"When change is happening very rapidly, the past is no longer a guide to the future."
301 N. Mathews Ave., Urbana, IL 61801
Murugesu Sivapalan holds a B.S. in Civil Engineering (University of Ceylon 1975), M.Eng in Water Resources Engineering (Asian Institute of Technology Thailand 1977), and M.A. (1983) and Ph.D (1986) in Civil Engineering, with a major in hydrology, from Princeton University.
Between 1978 and 1981, Dr Sivapalan worked as a consulting civil engineer in Nigeria. During the period 1986-1988 he served as a Research Associate at Princeton University. He spent the next 17 years at the University of Western Australia, Perth, joining as a Lecturer and being promoted to full Professor in 1999. Dr Sivapalan has also served as Visiting Professor at the Technical University of Vienna, Austria, and the Technical University of Delft, The Netherlands. He joined the University of Illinois in 2005.
Dr. Sivapalan has taught undergraduate and graduate courses in watershed hydrology, engineering hydrology, stochastic hydrology and water resources engineering.

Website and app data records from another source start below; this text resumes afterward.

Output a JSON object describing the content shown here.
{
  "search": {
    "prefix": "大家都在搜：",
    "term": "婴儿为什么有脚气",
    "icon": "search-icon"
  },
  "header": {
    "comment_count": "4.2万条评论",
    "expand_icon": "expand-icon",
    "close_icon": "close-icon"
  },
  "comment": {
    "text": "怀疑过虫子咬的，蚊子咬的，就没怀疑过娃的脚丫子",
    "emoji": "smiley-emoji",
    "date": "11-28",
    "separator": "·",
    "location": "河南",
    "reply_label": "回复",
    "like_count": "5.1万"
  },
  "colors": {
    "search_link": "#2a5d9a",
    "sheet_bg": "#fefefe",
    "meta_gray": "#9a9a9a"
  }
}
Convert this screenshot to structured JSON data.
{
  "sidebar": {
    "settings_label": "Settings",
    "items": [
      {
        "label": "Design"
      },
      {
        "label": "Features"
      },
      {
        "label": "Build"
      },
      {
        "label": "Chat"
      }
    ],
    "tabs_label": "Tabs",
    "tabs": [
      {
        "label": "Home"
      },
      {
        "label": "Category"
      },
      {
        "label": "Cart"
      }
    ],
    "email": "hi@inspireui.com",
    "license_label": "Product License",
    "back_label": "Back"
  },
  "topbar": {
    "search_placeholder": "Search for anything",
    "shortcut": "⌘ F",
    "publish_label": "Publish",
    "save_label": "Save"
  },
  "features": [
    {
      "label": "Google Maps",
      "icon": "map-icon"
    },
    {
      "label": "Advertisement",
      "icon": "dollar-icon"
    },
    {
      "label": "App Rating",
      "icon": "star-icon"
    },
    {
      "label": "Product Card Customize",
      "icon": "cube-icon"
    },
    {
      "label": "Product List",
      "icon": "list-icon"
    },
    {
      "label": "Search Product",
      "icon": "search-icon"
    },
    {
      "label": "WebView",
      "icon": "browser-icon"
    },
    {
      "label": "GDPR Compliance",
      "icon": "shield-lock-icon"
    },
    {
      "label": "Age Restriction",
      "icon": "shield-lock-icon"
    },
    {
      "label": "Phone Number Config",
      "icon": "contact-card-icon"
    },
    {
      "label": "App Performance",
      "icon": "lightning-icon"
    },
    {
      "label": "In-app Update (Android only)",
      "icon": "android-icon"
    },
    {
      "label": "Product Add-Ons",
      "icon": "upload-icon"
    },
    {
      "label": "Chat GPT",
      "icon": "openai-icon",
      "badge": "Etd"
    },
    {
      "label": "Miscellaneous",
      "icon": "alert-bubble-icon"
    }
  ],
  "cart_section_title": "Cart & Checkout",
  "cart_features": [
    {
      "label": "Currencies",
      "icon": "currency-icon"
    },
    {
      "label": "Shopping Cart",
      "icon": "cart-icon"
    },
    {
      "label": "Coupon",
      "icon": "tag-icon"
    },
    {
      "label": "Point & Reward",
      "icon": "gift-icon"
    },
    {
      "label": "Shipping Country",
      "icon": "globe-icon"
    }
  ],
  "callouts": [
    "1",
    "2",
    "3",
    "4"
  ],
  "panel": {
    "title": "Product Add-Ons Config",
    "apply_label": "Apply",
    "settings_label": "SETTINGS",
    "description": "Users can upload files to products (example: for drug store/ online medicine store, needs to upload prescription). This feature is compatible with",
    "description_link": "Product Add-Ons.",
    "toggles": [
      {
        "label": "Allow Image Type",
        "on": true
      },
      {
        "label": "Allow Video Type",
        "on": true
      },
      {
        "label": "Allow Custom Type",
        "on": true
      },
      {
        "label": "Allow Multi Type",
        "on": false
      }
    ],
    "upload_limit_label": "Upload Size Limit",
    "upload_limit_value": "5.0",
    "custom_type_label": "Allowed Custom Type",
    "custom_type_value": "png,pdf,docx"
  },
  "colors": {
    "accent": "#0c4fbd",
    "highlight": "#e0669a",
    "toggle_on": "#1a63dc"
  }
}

He is a member of the American Geophysical Union’s Surface Water Committee and the European Geophysical Society’s Catchment Hydrology Committee. Dr Sivapalan was the founding chair of the International Association of Hydrological Sciences’ (IAHS) Decade on Predictions in Ungauged Basins (PUB) initiative. He is a member of the editorial boards of several international journals and is the Executive Editor of the European Geophysical Union’s Hydrology and Earth System Sciences (HESS) journal.
Dr. Sivapalan has been elected a Fellow of the American Geophysical Union, a Fellow of the Australian Academy of Technological Sciences and Engineering, a Fellow of the Modeling and Simulation Society of Australia and New Zealand, and a Life Member of the International Water Academy. He is the recipient of the International Hydrology Prize from the International Associate of Hydrological Sciences, the Robert E. Horton Medal of the American Geophysical Union (2011), the European Geophysical Union’s John Dalton Medal, and the Biennial Medal (for Natural Systems) of the Modeling and Simulation Society of Australia and New Zealand. He has been awarded the Centenary Medal by the Australian Government “for service to Australian Society in Hydrology and Environmental Engineering.”
Dr. Sivapalan's research focuses on making predictions in ungaged basins. A basic aim of his research is to understand observed space-time variabilities of runoff processes at all scales, including their extremes, and to interpret these in terms of the underlying climate-soil-vegetation-topography interactions, including human impacts. A further aim is to investigate the interactions between runoff processes, and chemical and biological processes, and to develop new process-based models capable of making predictions of both water quantity and quality in ungaged basins, subject to natural and human-induced changes to climate and the landscape.